Anyone who buys a cigarette packet today will receive the ‘informative’ – often gruesome – photo for free. In this way, smokers are warned of the possible consequences. Health scientists in Australia now want to go one step further and advocate separate messages on each cigarette.
This is what the scientists at James Cook University, Queensland, Australia, write in a new study that indicates that the effect of health warnings on cigarette packets is too modest. “As soon as the package is put away, it loses its shock value,” says lead researcher Aaron Drovandi.
The same photos and warning texts are used over and over again: “Smokers see them hundreds to thousands of times a year”. “They are effective, but should be renewed or updated regularly.” Finally, the impact decreases due to habituation.
But what does work? The researchers asked 2,000 people, smokers, and non-smokers. According to the respondents, the neutral packages – including disgusting photos – do have an effect and should be preserved, according to the researchers. This is good news in developed countries but has little impact in some African countries, where smokers find it difficult to read the message.
Less good news: the effect of such a neutral package turns out to be insufficient. Smoking remains the leading cause of death in Australia, with some 15,000 deaths annually. Even better would be an individual message on each individual cigarette. From the high cost of the tobacco product, the phone number of a foundation that helps to stop smoking (such as Tabakstop) or a symbolic countdown timer that indicates how many minutes you will live less by smoking: the messages can be very varied. The effect would be “twice as great” as the health warnings on the packets.

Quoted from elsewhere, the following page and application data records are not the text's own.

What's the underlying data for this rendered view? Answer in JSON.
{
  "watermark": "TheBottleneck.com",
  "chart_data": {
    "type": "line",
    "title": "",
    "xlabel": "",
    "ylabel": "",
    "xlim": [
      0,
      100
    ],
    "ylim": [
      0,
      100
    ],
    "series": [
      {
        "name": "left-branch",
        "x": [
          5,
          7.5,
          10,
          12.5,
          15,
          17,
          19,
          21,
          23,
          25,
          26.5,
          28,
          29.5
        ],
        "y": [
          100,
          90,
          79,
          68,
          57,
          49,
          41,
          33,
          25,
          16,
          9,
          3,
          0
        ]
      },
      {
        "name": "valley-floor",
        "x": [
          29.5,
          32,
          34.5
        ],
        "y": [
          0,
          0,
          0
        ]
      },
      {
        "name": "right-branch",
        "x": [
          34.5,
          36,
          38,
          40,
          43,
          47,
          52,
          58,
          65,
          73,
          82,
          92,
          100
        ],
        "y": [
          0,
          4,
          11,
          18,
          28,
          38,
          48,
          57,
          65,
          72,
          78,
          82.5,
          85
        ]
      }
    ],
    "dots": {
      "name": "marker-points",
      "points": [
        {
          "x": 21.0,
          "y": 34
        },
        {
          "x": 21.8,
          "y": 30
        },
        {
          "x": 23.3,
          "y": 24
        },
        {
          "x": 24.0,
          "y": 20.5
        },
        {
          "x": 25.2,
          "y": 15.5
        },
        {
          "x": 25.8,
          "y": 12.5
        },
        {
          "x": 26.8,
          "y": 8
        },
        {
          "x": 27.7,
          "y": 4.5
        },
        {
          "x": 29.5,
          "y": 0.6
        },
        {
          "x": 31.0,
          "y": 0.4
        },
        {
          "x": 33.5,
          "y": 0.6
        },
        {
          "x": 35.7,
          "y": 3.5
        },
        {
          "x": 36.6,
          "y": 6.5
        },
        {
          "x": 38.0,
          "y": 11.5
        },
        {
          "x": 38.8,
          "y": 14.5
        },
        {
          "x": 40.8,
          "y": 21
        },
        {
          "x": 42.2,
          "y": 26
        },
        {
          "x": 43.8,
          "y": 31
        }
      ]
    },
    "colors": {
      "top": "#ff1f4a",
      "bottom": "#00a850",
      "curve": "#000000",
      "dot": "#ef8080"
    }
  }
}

Whether people will start working with the advice of the scientists in Australia is questionable. It would be quite tricky for tobacco manufacturers to provide every cigarette with such a warning. The researchers themselves admit that too. “It’s a challenge, but cigarette packs with health warnings didn’t exist in the past either. If we push together for a warning on each individual cigarette, we might succeed.”